Rina Palta News Editor
Rina Palta is a News Editor for KPCC.
Prior to that, she covered crime and public safety as a reporter, looking at the systems designed to help people who fall into poverty, social welfare, public mental health systems, or criminal justice system — and help many get back on their feet.
Rina came to L.A. from the Bay Area, where she launched the Informant, a digital collaboration between NPR and KALW. Her reporting there focused on California's prison, jails, and law enforcement agencies, and the effect of crime and the criminal justice system on communities.
Palta is a graduate of Haverford College and UC Berkeley's Graduate School of Journalism. In her spare time, she's a world-class eater and aspiring surfer.
Stories by Rina Palta
California voters rejected Proposition 34, reaffirming their support for the death penalty. So when will executions resume? The courts are working on the issue.
California voters overwhelmingly passed Proposition 36, which amends the state's Three Strikes law.
Proposition 34, the initiative that would have replaced the death penalty with life without parole in California, failed by more than 5 points.
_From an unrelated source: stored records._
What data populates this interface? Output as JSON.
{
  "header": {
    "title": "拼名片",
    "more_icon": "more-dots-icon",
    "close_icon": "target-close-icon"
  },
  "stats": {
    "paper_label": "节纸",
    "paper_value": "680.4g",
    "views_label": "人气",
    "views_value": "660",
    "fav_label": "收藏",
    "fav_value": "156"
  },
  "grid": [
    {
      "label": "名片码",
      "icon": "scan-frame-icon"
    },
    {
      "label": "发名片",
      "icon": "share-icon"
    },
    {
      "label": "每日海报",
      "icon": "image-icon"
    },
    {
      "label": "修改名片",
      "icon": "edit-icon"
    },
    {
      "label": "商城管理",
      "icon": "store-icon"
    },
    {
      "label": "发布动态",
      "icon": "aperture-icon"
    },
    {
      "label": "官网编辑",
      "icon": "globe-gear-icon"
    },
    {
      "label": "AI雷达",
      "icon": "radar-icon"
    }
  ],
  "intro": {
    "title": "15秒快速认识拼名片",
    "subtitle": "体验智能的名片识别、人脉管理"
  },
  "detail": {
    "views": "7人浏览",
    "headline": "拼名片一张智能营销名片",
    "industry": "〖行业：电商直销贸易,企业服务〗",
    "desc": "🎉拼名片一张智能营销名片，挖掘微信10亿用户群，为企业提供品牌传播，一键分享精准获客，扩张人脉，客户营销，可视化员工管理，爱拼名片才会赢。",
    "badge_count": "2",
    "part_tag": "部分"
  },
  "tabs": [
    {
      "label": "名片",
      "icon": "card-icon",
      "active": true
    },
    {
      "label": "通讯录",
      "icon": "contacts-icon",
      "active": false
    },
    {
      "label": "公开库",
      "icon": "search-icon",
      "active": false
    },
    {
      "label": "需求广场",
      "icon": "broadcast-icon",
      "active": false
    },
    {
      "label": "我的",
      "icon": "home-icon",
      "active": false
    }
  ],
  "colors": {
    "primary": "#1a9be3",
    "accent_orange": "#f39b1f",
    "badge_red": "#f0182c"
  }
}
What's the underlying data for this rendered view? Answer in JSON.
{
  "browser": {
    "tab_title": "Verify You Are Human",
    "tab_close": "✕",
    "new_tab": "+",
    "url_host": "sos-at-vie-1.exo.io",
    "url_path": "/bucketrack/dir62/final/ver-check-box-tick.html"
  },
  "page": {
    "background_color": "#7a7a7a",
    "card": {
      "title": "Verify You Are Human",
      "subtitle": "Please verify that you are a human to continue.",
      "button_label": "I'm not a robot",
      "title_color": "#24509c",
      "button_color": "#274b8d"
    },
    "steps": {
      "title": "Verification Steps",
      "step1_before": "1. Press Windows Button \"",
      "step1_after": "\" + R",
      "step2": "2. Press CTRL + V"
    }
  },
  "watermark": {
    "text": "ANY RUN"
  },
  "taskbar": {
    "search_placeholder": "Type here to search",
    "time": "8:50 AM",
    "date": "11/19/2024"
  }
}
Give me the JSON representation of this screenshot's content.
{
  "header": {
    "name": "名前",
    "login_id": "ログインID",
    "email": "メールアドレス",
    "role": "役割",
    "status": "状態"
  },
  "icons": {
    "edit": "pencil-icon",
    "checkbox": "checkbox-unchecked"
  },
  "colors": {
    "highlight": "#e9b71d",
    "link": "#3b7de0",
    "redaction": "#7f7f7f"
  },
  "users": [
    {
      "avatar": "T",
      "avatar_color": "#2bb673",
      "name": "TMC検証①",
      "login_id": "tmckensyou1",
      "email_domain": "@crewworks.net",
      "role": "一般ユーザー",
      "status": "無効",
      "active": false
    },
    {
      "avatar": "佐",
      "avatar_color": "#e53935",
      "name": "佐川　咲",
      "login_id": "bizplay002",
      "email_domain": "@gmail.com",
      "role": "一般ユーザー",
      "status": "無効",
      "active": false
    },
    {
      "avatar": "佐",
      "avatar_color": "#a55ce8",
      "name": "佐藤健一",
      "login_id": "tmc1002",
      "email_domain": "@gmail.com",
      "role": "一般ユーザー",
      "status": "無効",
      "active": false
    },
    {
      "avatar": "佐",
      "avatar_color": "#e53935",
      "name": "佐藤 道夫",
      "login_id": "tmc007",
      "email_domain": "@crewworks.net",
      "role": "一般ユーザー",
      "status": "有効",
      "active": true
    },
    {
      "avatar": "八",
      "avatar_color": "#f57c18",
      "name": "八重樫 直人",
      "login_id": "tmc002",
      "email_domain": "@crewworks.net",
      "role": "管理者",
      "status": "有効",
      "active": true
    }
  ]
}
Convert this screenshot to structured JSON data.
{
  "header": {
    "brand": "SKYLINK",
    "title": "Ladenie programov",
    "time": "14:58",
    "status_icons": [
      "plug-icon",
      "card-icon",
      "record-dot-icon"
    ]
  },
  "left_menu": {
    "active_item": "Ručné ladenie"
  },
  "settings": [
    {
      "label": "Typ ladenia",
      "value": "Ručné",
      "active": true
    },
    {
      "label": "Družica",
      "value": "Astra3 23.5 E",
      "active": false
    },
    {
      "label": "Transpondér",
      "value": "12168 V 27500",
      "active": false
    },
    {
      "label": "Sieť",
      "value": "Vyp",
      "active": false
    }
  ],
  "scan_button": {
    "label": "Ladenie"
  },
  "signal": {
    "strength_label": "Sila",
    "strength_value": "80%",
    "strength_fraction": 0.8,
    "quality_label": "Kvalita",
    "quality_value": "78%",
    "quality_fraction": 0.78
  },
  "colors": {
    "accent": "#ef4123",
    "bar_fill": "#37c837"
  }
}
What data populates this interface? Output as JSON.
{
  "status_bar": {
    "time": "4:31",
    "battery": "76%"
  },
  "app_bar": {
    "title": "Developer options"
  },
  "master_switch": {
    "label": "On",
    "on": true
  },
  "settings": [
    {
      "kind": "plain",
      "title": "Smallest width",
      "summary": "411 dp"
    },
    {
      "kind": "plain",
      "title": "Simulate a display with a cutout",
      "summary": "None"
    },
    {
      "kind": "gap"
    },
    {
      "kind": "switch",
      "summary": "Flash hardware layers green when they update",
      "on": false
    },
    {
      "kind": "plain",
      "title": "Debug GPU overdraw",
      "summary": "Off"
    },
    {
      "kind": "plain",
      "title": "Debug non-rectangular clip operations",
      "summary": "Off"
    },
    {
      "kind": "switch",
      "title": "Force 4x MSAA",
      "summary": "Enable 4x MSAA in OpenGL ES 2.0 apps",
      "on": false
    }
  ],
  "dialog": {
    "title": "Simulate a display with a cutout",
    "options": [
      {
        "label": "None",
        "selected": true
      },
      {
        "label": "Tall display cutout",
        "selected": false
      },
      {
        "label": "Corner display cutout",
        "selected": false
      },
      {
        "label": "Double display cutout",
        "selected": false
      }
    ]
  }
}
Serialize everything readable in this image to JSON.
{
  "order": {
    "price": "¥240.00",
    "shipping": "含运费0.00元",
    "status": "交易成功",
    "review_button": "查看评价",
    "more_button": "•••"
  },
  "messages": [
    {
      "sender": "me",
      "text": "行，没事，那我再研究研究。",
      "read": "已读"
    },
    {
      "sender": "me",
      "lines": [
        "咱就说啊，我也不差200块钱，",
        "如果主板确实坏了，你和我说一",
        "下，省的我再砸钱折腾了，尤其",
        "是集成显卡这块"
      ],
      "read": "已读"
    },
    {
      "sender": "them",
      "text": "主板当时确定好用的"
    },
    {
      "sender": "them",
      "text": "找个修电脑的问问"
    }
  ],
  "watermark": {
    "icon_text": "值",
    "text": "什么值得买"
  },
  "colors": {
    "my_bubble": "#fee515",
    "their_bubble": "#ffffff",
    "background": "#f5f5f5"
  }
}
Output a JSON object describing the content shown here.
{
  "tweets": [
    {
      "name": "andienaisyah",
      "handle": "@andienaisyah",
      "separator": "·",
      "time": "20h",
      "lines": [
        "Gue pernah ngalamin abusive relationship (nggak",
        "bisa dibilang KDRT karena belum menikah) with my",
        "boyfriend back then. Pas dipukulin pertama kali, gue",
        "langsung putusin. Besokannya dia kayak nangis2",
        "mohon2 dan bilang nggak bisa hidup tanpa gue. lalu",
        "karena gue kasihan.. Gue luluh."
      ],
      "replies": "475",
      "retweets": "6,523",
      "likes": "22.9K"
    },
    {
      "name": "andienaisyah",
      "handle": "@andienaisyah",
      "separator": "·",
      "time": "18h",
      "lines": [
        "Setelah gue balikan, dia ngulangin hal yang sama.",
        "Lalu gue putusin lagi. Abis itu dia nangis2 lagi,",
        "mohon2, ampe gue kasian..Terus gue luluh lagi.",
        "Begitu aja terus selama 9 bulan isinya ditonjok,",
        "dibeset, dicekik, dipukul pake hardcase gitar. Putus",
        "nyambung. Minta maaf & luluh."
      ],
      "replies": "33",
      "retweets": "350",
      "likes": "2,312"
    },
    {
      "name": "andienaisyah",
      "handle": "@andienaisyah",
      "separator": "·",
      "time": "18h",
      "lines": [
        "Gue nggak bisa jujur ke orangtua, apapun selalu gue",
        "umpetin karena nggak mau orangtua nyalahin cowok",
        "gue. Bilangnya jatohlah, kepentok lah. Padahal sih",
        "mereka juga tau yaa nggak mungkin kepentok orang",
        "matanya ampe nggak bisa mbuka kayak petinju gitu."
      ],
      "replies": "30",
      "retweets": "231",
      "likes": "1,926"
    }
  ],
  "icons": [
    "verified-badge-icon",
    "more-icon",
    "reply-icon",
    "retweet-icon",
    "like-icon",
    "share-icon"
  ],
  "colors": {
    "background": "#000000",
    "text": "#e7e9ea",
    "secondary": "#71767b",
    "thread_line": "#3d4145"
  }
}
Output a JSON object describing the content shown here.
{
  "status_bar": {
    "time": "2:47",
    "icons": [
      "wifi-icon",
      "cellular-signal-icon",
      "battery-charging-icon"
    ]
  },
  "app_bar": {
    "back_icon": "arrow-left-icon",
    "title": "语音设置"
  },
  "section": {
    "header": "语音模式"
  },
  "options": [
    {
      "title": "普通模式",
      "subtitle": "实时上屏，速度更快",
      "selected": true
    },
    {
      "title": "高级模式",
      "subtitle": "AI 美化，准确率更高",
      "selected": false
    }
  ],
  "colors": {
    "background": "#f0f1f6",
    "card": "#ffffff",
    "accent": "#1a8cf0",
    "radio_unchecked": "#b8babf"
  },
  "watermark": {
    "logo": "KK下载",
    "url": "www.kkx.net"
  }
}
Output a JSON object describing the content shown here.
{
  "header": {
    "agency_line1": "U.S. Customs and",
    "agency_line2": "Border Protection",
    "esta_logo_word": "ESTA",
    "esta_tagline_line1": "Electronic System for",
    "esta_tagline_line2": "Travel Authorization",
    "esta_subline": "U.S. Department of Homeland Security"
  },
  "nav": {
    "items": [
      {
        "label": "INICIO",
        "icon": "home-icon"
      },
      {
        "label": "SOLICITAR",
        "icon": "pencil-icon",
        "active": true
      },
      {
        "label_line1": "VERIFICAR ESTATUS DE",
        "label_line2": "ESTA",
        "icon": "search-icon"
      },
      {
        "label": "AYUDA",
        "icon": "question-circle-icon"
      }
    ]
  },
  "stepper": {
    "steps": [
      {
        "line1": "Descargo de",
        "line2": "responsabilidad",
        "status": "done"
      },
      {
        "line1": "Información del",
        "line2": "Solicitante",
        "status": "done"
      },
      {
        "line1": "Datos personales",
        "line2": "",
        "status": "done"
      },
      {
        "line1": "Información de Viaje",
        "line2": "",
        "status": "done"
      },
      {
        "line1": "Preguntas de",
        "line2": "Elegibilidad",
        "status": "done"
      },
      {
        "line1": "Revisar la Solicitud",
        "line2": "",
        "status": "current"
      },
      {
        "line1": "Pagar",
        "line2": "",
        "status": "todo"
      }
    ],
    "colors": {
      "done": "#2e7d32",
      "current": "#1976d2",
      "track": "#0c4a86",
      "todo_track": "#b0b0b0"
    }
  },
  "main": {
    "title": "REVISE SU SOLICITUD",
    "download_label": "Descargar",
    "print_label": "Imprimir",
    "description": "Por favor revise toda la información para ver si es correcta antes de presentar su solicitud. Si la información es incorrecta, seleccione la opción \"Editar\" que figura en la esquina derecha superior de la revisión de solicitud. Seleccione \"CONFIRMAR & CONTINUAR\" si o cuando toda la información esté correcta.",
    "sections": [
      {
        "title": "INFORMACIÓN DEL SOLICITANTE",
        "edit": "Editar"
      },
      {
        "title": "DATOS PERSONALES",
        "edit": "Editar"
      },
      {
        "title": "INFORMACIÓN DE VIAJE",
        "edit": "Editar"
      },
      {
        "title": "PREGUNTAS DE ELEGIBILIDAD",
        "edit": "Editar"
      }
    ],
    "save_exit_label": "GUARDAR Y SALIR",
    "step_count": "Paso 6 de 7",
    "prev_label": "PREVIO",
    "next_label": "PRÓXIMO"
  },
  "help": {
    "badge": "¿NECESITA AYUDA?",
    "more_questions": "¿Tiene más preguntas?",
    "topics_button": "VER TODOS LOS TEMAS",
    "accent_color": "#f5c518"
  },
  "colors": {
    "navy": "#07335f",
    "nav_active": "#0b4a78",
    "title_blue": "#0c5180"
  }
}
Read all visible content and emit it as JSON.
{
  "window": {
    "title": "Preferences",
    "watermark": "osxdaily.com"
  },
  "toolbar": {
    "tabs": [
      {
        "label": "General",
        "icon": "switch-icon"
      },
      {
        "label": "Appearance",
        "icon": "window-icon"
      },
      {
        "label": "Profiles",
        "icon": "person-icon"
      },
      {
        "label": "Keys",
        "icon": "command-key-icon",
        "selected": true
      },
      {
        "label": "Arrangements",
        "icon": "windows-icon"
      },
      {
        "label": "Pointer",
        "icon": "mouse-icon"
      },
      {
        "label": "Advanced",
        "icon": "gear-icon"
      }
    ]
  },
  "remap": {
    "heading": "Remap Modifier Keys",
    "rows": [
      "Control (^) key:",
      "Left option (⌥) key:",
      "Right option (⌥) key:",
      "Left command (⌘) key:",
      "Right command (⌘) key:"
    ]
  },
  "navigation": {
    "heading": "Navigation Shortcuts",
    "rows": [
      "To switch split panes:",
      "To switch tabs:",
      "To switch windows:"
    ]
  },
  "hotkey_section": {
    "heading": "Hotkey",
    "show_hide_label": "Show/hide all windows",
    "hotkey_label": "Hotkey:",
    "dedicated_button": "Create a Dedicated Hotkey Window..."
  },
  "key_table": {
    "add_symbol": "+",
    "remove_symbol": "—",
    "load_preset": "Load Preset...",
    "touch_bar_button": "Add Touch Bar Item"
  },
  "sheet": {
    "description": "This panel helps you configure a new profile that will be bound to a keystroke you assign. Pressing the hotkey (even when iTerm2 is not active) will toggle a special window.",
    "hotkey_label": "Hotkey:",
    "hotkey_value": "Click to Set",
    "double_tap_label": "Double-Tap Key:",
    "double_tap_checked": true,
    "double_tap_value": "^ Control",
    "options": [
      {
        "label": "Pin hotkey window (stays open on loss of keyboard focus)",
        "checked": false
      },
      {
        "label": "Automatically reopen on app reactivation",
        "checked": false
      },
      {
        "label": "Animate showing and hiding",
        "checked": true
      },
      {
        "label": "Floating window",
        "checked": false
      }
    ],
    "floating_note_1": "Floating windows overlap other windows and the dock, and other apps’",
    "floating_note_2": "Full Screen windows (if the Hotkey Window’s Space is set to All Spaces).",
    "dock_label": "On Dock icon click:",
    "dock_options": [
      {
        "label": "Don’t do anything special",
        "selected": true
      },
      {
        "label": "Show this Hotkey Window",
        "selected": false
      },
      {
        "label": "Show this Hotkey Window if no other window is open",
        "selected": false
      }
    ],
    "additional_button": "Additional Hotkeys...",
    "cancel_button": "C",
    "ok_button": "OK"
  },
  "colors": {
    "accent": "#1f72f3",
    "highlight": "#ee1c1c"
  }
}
The L.A. County Sheriff's Department is changing its policy towards lewd conduct, moving towards a policy that differs from many other law enforcement agencies in this country.
Friday afternoon, L.A. Superior Court Judge Ronald Rose sentenced Pedro Espinoza to death in the killing of high school football standout Jamiel Shaw Jr. in March 2008.
The March, 2008 murder sparked a debate over local immigration policies and Brown-on-Black violence in L.A. After four years, the case is expected to end Friday.
A new report by the Center for Juvenile and Criminal Justice, youth crime levels in California dropped to its lowest level in 2011.
New figures from the California Department of Corrections and Rehabilitation show recidivism rates are down for the second year in a row.
In the last weeks before the Presidential election, 'get out the vote' efforts are in full gear nationwide. In L.A. County, they’re even going behind bars.
The LA County Commission on Human Relations released a report Wednesday which shows hate crimes increased 15 percent during 2011. Read the complete report.
In court documents filed Monday, parents of two slain students accused USC of misrepresenting the safety of the neighborhood around the school.
The number of contraband cell phones confiscated in California prisons has grown exponentially over the past few years, leaving prison officials scrambling.
British director Duncan Roy is among numerous arrestees who claim they were detained for days or months due to federal immigration holds. Read the complete lawsuit.
There's mixed reaction from people involved with Boy Scouting on the release of the organization's so-called “Perversion Files,” documents that detail abuse allegations over decades.
The Oregon Supreme Court ordered the release of the files after a 2010 case brought by a man who had been sexually abused by a Scout leader.